My mum is a great cook and most weekends she’d spend cooking something new and amazing. She would always have some pakoras ready just in case the uninvited free food seeking trolls were to show up. You’d never catch my mum off guard, even if you turned up unannounced.
We were trained monkeys too (yes I admit it), all I wanted to do was kill M Bison for the five millionth time on my SNES but I had to serve tea and pakoras to the annoying visitors with my sisters.

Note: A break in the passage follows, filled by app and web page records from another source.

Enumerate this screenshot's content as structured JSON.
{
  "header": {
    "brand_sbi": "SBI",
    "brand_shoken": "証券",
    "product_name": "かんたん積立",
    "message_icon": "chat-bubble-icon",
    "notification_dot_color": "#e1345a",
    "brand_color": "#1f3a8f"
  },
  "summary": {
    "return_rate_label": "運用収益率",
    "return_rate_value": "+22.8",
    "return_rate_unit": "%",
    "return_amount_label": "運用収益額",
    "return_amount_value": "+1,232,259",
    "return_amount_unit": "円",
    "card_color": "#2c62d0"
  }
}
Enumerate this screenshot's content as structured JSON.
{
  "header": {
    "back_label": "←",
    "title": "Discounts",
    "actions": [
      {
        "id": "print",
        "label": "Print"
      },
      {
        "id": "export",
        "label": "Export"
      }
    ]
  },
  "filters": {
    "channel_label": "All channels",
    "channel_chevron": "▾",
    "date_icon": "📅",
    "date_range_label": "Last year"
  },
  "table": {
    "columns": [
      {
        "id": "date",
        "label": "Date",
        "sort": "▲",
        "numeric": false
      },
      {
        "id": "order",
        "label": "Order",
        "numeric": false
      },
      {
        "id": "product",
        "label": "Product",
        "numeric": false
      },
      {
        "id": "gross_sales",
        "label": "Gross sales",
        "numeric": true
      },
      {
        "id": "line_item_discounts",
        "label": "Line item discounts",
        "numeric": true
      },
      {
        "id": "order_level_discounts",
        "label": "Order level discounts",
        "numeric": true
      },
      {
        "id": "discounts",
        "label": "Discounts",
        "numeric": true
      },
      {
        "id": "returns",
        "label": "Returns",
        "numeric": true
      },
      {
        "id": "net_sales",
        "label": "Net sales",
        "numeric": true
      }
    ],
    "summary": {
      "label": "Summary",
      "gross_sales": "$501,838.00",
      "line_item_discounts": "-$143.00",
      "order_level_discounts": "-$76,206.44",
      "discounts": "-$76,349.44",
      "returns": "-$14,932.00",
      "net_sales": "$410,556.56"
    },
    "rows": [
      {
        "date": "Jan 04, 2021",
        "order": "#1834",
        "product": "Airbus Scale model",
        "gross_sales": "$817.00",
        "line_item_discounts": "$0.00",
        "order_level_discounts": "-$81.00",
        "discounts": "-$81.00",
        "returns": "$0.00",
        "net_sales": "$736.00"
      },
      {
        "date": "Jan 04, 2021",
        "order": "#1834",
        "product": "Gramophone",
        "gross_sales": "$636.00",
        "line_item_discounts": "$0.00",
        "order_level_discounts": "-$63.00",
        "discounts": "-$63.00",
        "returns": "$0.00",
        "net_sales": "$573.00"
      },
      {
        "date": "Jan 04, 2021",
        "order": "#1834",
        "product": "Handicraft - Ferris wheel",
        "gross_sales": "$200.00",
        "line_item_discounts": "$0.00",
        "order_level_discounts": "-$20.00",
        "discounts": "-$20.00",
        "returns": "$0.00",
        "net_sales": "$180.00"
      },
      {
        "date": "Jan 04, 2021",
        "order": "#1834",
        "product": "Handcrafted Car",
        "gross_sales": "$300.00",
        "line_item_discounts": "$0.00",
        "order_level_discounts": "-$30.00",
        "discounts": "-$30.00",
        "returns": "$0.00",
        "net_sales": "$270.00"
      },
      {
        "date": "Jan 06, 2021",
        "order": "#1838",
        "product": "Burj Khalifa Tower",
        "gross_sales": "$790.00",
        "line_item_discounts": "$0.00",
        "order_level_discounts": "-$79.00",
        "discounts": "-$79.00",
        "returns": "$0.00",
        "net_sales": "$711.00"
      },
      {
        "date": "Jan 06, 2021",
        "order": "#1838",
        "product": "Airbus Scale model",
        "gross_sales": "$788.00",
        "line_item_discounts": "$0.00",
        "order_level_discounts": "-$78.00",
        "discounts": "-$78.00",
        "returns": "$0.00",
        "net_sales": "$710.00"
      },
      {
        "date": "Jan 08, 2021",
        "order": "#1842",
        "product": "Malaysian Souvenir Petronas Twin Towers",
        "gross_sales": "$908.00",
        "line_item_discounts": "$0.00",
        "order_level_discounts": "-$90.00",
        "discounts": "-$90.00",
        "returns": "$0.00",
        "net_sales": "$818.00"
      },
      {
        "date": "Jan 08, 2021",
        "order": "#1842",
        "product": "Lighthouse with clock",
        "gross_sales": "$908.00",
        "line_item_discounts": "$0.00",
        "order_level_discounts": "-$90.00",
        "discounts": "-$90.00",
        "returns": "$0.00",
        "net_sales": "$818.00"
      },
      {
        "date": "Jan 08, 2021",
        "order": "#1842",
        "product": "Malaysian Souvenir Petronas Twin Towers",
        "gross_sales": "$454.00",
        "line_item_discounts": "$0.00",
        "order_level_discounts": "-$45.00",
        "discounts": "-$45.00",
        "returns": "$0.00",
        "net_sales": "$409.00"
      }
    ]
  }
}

If their visit was prearranged they got a platter full of goodies. We knew the drill, grab the plate, a handful of pakoras, a blob of ketchup and two types of chutney to accompany them. 80% of the time everything went flawlessly smooth and the other 20% of the time was the awkward ones. The 20% of the pakora hunters made you lose the will to live, the mission was to quickly feed these Neanderthals and get back to playing on Street fighter. They’d start by politely saying they’re not hungry, naturally you’d think they’re not hungry so you’d serve 1 or 2 pakoras with a tiny blob of chutney and ketchup. Like a well behaved child you’d pass them the plate and the look on their face would be like you’d murdered their first born with your bare hands.
Once you grow up you slowly realise when people in your parents generation say they’re not hungry usually means they’re damn [email protected] hungry but will not say it but my generation is straightforward- if you’re [email protected] hungry just [email protected] say it.
The best part of the pakora weekend fest would be when all the family and friends would go home and I would butter slices of white bread and stack high with pakoras, a generous splash of Heniz ketchup, a glass of milk and lay back on the couch and play Street fighter 2 turbo until my fingers blistered from doing the hundred and slap. Below is a link to my pakora recipe.